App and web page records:
--

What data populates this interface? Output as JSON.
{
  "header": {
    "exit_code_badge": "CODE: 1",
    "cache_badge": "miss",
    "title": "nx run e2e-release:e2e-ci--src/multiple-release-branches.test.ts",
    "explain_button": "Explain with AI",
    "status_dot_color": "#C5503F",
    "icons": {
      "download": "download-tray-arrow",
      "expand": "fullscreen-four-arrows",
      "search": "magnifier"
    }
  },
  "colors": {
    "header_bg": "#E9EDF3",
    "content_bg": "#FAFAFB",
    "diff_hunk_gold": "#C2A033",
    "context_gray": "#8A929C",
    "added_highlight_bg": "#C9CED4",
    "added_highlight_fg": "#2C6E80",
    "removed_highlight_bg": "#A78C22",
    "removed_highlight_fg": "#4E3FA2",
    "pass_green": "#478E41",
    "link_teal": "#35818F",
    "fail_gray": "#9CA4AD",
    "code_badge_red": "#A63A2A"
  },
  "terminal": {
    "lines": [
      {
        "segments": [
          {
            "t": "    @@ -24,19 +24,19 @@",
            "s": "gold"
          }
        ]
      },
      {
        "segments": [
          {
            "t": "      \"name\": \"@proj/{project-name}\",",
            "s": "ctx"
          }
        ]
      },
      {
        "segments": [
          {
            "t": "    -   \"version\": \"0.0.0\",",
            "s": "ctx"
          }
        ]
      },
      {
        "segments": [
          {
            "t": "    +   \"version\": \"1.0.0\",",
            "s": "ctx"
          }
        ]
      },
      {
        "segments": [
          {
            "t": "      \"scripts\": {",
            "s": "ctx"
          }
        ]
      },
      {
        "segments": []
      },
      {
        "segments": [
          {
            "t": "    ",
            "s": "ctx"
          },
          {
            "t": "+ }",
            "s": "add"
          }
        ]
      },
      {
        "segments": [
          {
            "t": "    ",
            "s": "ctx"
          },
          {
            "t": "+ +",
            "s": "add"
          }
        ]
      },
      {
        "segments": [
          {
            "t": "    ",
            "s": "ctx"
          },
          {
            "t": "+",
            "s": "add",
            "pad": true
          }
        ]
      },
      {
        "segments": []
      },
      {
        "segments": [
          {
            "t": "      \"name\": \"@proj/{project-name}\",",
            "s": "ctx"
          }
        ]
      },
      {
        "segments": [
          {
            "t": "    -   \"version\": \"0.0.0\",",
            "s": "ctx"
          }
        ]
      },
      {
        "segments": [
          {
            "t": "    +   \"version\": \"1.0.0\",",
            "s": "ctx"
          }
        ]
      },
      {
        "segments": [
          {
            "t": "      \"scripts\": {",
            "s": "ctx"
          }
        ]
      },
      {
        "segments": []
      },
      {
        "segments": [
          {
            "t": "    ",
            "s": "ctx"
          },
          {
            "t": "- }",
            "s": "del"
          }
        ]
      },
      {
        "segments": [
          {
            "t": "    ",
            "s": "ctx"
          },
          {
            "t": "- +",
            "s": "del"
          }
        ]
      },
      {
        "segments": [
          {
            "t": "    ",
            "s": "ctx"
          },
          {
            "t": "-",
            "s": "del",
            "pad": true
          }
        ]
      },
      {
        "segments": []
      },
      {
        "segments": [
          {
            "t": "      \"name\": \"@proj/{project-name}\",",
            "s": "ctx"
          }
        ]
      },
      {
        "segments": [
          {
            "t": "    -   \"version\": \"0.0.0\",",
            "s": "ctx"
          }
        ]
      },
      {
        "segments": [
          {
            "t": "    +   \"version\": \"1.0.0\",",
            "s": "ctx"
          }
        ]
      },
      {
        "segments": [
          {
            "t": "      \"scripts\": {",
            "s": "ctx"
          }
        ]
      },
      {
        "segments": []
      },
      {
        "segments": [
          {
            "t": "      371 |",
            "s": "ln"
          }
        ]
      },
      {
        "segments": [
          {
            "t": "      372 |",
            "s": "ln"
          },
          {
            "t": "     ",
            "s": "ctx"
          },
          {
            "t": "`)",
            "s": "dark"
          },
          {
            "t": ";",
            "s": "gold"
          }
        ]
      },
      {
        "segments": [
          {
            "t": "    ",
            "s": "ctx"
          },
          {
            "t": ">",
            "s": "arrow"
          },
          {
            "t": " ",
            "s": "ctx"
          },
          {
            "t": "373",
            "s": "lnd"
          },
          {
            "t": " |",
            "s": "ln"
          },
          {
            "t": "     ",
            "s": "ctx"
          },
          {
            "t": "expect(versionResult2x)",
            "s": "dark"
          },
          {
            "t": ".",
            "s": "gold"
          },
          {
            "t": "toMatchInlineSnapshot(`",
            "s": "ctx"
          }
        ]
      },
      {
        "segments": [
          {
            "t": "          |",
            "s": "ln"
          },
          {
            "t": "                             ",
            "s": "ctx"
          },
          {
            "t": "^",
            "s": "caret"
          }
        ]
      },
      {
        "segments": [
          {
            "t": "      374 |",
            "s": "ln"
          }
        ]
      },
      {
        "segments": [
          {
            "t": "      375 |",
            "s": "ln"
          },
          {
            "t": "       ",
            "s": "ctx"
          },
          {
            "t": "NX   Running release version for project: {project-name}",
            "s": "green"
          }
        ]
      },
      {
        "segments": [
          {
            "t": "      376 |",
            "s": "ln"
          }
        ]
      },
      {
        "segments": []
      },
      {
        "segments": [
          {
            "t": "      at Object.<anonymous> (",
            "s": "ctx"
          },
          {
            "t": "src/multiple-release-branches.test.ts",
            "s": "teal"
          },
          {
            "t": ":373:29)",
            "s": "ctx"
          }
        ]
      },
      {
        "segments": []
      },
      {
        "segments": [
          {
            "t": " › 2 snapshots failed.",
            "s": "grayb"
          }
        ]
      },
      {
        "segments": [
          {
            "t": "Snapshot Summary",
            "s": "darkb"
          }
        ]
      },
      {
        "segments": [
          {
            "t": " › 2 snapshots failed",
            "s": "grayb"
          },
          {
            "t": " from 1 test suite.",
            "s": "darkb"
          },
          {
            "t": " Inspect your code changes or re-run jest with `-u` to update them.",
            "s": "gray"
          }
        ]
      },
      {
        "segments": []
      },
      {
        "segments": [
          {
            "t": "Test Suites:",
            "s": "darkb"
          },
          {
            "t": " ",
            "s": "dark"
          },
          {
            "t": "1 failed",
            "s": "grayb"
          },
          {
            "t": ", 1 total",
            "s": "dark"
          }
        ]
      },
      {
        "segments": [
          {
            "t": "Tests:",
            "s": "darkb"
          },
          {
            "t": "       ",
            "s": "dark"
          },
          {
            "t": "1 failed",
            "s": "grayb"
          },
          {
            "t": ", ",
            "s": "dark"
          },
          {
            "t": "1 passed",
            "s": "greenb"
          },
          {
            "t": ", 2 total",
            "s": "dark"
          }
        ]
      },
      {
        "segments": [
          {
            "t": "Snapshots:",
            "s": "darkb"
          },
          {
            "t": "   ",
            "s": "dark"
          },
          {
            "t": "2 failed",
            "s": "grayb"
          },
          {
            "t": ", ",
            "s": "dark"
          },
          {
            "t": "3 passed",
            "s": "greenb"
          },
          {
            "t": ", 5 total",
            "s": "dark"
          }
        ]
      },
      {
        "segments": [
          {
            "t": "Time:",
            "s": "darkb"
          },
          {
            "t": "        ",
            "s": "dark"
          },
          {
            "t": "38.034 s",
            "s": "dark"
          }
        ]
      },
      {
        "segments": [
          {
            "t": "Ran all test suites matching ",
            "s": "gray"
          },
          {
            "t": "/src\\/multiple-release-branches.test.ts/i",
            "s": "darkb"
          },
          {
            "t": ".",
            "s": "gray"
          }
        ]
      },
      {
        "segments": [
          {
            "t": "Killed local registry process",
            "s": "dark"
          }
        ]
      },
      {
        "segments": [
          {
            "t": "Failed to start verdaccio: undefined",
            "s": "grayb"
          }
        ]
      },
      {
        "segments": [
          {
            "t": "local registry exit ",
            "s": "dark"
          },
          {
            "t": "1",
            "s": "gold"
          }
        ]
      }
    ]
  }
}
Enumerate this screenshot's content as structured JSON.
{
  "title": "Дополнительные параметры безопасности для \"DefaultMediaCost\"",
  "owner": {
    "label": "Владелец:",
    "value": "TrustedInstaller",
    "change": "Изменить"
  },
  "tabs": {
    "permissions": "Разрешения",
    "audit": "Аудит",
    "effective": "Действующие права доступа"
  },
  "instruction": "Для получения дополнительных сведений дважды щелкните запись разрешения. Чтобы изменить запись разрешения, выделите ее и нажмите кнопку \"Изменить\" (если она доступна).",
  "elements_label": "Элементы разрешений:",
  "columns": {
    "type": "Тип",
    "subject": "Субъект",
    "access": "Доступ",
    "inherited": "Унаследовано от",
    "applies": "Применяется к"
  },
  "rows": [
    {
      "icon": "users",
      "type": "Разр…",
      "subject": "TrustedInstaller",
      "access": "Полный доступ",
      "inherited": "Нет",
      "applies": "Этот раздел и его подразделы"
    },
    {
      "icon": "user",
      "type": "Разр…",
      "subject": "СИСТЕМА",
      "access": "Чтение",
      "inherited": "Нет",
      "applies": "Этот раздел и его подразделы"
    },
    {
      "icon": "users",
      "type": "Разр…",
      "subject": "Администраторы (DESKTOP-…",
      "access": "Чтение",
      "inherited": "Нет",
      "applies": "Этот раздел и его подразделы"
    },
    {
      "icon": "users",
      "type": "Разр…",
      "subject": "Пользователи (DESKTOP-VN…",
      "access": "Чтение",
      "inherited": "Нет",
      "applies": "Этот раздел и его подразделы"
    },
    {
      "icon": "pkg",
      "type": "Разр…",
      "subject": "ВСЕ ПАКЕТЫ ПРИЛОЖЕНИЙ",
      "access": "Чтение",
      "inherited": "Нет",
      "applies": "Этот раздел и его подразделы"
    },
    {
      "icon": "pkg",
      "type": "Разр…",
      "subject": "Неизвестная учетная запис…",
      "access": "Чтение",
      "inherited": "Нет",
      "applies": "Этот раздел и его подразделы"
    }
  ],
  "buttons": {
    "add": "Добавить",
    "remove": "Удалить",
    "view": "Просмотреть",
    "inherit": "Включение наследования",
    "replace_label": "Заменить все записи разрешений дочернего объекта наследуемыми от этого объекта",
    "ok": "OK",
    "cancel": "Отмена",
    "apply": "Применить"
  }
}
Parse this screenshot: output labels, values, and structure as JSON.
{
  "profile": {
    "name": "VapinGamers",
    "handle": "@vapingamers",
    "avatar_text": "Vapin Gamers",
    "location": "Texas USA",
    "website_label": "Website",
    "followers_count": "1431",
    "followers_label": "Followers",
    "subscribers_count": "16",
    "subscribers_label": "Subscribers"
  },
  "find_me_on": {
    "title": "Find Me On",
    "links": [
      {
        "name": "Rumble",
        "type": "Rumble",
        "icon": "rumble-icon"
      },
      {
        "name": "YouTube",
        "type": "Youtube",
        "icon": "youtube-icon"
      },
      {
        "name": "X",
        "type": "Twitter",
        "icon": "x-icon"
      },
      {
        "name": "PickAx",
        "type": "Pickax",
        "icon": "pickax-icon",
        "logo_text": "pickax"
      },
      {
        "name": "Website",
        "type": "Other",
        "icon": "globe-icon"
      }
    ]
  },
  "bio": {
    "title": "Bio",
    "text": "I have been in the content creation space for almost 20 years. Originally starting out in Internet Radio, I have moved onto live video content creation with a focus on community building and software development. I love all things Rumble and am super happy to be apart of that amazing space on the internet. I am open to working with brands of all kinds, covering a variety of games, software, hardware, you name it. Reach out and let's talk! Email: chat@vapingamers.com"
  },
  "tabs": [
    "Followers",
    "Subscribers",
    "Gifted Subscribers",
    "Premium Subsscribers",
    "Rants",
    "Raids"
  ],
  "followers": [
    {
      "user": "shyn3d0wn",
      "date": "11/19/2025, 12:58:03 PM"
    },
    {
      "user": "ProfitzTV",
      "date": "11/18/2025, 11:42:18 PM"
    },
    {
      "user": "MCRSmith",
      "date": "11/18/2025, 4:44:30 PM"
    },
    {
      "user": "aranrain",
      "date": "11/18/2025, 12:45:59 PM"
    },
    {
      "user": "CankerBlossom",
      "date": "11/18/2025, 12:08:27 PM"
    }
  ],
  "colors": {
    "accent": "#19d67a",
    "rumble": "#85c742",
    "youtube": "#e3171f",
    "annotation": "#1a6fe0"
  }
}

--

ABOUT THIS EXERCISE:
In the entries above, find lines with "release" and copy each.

RESULT FOR THIS TASK:
    "title": "nx run e2e-release:e2e-ci--src/multiple-release-branches.test.ts",
            "t": "NX   Running release version for project: {project-name}",
            "t": "src/multiple-release-branches.test.ts",
            "t": "/src\\/multiple-release-branches.test.ts/i",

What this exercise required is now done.